Gary Cornelius

 Picture of Gary Cornelius
Department of Computer & Information Sciences (CIS)
University of Strathclyde, Livingstone Tower, 26 Richmond Street Glasgow G1 1XH

Research Interests Dementia, healthy aging, brain health, social care, telehealth and health monitoring. Health informatics, IoT, medical devices, and digital application development.

Biographical statement Gary is a PhD student in Computer and Information Science at the University of Strathclyde, faculty on MSc Applied Health Informatics at Fordham University and founder of Rapport Network Community Interest Company. He is a health informatics and information systems engineering professional with over twenty-five years development and consultancy expertise gained across professional services and product engineering. Gary previously worked in various health technology businesses. Before Glasgow, Scotland he lived and worked in various organisations based in England and the US. In his free time Gary enjoys spending time with his family and pets, making things (usually involving small microprocessors and sensors) and outdoor activities/pursuits.

Dementia research

Gary works on research in Dementia health and care technology. He is working on a systematic review of telehealth solutions and assistive technology. This research will be used as the basis for further development of better digital tools to help prevent or modify disease.
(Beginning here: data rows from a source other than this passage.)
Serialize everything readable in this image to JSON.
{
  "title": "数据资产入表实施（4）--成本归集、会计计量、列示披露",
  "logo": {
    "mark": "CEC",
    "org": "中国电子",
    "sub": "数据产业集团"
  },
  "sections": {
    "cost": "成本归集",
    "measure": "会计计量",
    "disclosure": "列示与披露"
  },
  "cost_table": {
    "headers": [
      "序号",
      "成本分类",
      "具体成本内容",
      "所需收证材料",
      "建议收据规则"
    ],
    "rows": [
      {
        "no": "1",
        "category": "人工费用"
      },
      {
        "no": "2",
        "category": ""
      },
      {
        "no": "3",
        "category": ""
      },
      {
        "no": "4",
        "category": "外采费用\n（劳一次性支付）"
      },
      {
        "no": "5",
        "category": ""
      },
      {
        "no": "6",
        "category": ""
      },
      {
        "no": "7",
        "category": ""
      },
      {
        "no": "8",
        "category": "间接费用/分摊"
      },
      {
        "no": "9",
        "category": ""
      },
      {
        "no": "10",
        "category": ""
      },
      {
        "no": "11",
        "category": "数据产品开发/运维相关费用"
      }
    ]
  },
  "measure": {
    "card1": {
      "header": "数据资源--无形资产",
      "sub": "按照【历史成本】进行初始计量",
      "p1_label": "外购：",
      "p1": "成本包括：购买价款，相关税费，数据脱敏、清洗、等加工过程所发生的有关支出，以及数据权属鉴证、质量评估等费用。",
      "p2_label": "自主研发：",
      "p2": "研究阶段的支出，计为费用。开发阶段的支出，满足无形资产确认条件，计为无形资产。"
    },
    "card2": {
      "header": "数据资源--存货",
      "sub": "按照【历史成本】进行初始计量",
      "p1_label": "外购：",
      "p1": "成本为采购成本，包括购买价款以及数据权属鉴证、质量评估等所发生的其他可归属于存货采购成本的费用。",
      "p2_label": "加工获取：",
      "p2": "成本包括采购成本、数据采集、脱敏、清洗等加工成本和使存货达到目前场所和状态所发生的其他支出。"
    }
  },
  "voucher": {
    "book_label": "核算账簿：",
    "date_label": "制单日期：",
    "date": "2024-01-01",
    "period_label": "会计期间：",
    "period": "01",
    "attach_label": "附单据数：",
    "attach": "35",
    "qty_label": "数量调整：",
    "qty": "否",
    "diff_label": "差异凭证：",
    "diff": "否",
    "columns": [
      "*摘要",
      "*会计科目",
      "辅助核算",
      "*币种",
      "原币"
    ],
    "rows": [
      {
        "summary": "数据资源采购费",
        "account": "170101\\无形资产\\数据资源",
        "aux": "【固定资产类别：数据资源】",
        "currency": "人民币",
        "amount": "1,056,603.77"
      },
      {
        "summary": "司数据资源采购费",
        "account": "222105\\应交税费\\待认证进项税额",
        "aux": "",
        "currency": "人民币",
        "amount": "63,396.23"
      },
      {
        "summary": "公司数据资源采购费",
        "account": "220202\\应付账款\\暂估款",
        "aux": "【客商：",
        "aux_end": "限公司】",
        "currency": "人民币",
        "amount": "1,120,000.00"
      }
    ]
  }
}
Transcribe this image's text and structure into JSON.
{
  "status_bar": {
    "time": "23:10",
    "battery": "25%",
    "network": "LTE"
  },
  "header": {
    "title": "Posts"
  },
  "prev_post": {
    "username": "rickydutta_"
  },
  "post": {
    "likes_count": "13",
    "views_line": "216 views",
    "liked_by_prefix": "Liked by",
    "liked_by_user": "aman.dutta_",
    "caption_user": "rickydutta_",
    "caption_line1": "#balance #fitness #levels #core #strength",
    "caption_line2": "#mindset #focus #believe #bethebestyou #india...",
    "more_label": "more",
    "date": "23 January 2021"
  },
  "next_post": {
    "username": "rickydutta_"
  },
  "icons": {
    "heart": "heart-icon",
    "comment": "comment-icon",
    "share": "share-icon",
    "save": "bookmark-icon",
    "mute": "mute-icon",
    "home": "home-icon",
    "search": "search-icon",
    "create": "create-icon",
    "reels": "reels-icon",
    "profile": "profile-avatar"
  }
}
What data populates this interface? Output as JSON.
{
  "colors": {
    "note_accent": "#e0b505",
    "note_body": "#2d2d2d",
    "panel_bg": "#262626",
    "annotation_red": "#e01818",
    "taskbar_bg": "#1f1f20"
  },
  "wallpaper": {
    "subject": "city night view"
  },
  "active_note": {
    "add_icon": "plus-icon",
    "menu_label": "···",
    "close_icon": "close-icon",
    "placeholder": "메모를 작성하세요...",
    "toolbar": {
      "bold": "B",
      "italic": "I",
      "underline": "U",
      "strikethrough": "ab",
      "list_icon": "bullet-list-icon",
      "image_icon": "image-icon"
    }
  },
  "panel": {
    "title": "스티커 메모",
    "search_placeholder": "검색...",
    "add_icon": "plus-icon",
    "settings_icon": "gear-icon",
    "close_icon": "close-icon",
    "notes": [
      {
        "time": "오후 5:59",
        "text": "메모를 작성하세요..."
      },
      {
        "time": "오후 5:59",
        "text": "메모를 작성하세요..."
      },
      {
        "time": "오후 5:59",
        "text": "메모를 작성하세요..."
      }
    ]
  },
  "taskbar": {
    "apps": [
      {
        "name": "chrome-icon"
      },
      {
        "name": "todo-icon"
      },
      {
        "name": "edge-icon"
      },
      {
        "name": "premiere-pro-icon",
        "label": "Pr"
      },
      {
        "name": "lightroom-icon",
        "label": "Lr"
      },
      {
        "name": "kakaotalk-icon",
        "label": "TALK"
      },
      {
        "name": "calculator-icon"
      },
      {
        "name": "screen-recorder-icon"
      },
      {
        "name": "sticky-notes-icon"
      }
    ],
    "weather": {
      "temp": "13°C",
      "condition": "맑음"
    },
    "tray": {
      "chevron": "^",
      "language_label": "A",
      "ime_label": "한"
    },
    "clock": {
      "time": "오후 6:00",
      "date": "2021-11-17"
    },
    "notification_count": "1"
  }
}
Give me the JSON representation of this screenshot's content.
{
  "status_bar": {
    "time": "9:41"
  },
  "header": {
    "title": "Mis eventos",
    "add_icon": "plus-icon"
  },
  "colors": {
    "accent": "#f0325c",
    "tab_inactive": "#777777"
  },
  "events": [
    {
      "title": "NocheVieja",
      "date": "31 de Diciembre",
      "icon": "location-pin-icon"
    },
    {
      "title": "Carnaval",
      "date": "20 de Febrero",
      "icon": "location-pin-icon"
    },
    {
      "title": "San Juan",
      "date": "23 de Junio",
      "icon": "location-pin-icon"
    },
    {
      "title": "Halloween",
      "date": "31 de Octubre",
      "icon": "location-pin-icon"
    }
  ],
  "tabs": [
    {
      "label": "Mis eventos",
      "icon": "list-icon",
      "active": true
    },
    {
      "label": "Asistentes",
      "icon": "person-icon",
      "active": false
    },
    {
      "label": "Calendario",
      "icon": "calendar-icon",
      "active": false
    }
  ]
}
The research involves working with people with Dementia, their circle-of-care and health professionals.

Dementia is one of the most common causes of death worldwide and was reported as the leading cause of death in some countries with advanced economies and higher life expectancy such as in England (Alzheimers Research UK, 2021). Over 55 million people live with Dementia worldwide (WHO, 2023). Age, genetics and lifestyle are the biggest factors contributing to someone's risk of developing a Dementia related disease. Wherever there is a growing proportion of older people there is also a declining proportion of working age care professionals to support them and many countries find it hard to cope with such demands. In 2023 Japan, the country with the world's second highest proportion of people over aged 65, the prime minister Mr. Fumio Kishida commented to lawmakers, "Japan is standing on the verge of weather we can continue to function as a society".

Up to now, most of the current academic research has been focused on medical pathology, biomarkers and support for the pharmaceutical industry, aiming to develop new patentable and often expensive drugs. There has also been research interest from many governments seeking to save money on specific societal areas such as expensive emergency services, nursing care and institutional care. However, these are only a subset of the things that could possibly help someone with Dementia and their circle-of-care. Therefore, new research is needed into a much wider range of symptom and disease modifications that people can do independently to help with dementia prevention and/or the management of symptoms. People living with dementia also generally need solutions that are much more person-centred than the generic options currently available, something precisely tailored to their individual needs to enable them to live more independently with an increased quality of life and better outcomes.

It is estimated as many as 22 million people ("40% of worldwide dementias" as reported in Lancet, 2020) have a preventable form of Dementia related disease. The disease path for these, if detected early, could have been modified by self-managed activities such as sleeping better, better nutrition, more exercise of body/brain etc. It is clear we need to research much more about how to identify disease earlier and why currently "98% of people have room for improvement" ( Alzheimers Research UK, 2023) in these sorts of activities which evidence suggests will reduce risk or delay dementia related disease. We also need to share this knowledge and guidance with some the 78 million people (WHO, 2023) expected to develop dementia in 2030. Many of those people today who will go on to develop disease in 2030 will have markers of the disease now and there is far more potential to help people the earlier they are in their journey with a Dementia realted disease. Ideally we should be doing most with people in their 40s or 50s to have the biggest impact which c modifications and improvements which can change their future outcomes. Gary hopes his research will help people learn and implement strategies for these modifications, but it is not enough to read science and work with focus groups alone to facilitate this. To get good result he needs help from you...

Need YOU!

Yes, you can help save and improve the lives of families and loved ones affected by Dementia. Please, share guidance or ideas that you believe could help prevent or modify Dementia related symptoms/disease? Address this detail to the users or carer... And thereby what you shared here can be more easily passed to users, in new research tools, after review (providing it is accurate, useful and relevant to users subscribing to guidance).